Dataset rows for apps and sites:
+--
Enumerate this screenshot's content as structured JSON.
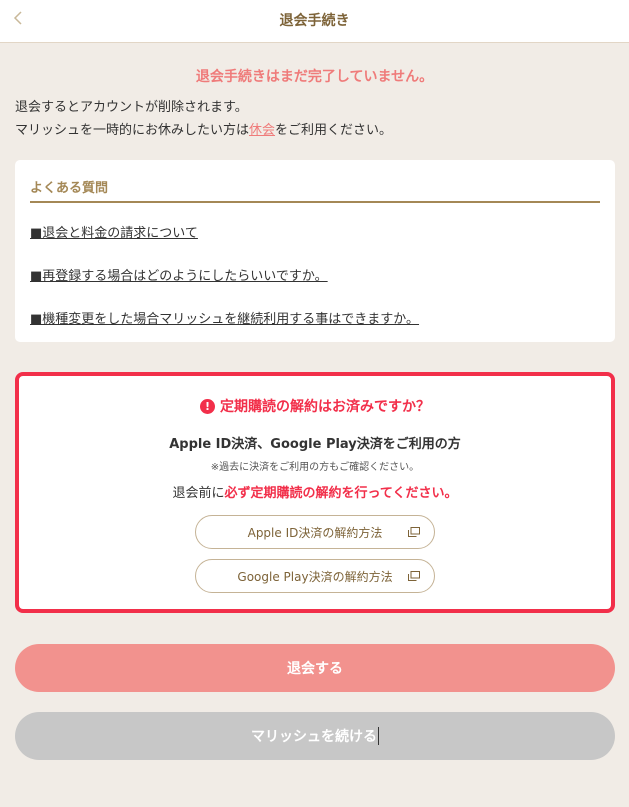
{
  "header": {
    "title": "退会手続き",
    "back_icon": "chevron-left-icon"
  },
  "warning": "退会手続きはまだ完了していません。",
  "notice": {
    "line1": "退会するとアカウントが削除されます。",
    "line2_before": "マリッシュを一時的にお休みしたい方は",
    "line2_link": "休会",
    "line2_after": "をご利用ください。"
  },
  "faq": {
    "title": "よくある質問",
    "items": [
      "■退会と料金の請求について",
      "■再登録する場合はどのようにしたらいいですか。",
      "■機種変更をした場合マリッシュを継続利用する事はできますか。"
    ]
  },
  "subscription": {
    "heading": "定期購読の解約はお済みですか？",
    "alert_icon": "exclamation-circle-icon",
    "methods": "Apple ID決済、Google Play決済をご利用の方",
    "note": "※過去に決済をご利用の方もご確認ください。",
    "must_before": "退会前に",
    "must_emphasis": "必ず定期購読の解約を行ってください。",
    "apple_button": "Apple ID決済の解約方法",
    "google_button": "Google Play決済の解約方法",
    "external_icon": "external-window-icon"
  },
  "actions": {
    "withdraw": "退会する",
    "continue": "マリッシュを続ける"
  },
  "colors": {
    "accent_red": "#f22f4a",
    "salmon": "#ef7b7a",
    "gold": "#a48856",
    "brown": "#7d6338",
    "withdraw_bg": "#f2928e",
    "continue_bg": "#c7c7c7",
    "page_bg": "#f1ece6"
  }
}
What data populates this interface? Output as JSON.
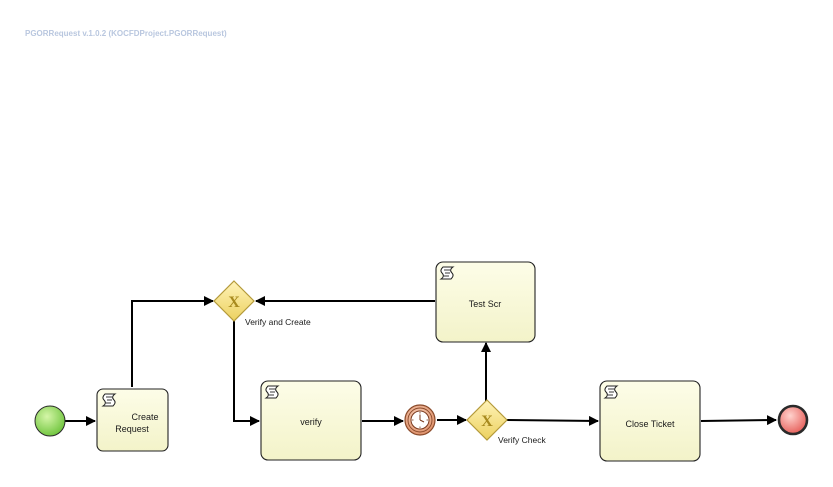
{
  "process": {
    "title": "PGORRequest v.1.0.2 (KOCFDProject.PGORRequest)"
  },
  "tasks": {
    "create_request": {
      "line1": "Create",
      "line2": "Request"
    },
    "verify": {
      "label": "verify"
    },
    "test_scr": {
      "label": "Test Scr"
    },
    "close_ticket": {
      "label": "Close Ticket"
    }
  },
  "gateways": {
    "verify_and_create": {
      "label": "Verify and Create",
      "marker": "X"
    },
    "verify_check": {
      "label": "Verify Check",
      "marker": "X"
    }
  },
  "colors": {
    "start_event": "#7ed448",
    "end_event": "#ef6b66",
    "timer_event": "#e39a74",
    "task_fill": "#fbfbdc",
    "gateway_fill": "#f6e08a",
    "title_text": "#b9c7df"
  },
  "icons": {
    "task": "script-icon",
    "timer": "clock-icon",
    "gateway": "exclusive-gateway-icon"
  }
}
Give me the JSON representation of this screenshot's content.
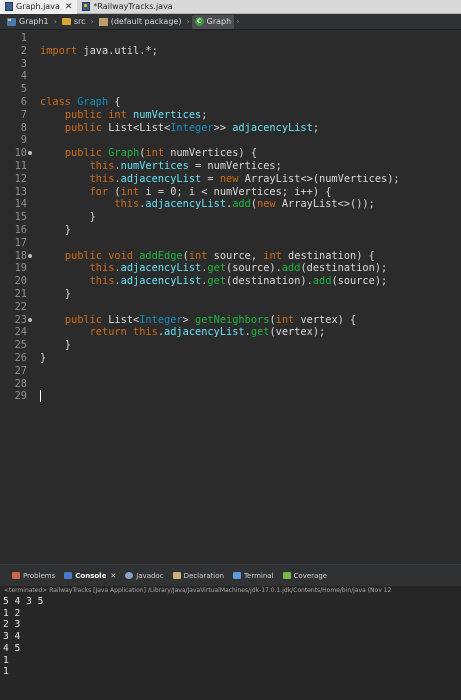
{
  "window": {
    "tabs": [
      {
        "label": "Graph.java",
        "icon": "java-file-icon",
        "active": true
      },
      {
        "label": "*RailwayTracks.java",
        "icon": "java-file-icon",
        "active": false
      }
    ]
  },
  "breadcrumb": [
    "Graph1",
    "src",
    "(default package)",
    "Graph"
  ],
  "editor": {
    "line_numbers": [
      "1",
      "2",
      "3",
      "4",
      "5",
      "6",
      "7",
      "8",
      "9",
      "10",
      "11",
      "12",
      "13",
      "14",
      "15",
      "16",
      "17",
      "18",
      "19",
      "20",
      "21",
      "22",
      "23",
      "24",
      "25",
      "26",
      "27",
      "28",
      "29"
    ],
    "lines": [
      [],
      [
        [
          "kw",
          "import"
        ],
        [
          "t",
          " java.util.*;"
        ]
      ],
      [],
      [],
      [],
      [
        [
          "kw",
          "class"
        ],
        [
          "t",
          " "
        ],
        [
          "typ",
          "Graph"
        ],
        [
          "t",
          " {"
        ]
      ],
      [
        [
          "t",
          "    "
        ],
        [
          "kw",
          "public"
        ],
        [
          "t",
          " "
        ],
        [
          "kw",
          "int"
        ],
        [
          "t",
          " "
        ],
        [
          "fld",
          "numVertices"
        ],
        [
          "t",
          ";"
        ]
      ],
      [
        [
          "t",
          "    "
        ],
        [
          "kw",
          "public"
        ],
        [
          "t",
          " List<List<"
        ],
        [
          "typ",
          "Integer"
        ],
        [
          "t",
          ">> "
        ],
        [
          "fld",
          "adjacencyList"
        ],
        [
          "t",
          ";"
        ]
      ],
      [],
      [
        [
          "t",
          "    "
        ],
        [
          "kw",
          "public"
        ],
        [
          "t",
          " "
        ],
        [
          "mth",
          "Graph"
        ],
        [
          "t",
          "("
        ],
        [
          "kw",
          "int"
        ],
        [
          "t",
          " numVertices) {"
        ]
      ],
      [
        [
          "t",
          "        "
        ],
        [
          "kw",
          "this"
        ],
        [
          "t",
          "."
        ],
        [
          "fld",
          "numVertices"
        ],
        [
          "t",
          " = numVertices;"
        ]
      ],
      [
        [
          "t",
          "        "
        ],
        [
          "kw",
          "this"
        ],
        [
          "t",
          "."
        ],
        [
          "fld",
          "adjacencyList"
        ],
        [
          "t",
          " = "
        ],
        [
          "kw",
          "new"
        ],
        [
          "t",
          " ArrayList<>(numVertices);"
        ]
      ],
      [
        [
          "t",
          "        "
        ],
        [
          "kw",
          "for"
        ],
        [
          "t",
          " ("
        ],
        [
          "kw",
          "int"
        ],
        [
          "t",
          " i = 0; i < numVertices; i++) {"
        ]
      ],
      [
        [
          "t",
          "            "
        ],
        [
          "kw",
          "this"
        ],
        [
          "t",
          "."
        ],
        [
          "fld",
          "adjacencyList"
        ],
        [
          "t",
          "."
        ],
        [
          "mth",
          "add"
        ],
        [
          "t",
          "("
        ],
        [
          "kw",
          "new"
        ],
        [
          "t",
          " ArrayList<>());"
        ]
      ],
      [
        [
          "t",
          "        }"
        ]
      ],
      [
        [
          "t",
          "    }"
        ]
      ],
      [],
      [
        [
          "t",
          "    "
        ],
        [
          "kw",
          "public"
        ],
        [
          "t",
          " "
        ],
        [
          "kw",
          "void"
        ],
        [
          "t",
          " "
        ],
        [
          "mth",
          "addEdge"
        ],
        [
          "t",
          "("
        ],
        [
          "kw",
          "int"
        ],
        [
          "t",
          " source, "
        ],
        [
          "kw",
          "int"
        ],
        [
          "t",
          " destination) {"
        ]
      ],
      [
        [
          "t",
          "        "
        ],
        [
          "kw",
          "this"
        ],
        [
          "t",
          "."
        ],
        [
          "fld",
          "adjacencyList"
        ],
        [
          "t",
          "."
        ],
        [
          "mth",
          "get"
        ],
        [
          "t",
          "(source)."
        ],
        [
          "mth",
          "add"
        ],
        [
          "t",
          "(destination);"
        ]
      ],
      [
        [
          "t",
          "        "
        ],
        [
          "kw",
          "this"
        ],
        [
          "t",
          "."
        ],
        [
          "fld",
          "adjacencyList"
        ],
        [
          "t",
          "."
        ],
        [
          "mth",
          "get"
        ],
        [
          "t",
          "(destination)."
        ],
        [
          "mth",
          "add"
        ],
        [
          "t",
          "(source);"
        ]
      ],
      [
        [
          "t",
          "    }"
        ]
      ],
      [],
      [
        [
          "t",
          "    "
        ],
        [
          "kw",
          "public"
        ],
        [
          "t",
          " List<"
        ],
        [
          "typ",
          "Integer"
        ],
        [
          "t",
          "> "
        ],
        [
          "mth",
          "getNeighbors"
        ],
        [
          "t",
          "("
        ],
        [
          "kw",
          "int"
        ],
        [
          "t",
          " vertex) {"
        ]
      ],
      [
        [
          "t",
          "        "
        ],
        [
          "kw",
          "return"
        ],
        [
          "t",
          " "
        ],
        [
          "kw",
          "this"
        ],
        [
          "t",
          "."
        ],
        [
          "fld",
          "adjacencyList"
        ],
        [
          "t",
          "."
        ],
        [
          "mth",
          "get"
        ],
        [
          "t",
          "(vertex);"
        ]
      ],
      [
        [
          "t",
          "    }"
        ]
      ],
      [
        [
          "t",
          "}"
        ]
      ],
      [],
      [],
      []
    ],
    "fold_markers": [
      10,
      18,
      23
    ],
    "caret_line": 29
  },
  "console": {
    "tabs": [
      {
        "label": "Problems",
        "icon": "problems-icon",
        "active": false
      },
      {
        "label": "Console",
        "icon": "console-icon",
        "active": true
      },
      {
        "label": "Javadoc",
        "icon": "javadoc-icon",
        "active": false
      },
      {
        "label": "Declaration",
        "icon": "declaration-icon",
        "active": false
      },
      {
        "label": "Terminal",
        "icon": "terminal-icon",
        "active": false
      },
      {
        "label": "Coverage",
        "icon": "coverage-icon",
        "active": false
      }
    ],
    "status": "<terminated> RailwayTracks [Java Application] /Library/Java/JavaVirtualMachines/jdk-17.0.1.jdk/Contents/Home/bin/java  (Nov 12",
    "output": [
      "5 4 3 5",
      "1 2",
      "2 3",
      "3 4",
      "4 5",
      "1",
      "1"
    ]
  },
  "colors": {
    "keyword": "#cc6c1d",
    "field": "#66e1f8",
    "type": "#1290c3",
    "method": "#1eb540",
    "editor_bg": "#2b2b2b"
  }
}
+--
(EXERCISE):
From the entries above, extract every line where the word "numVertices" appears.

(SOLUTION TO THE PROBLEM):
          "numVertices"
          " numVertices) {"
          "numVertices"
          " = numVertices;"
          " ArrayList<>(numVertices);"
          " i = 0; i < numVertices; i++) {"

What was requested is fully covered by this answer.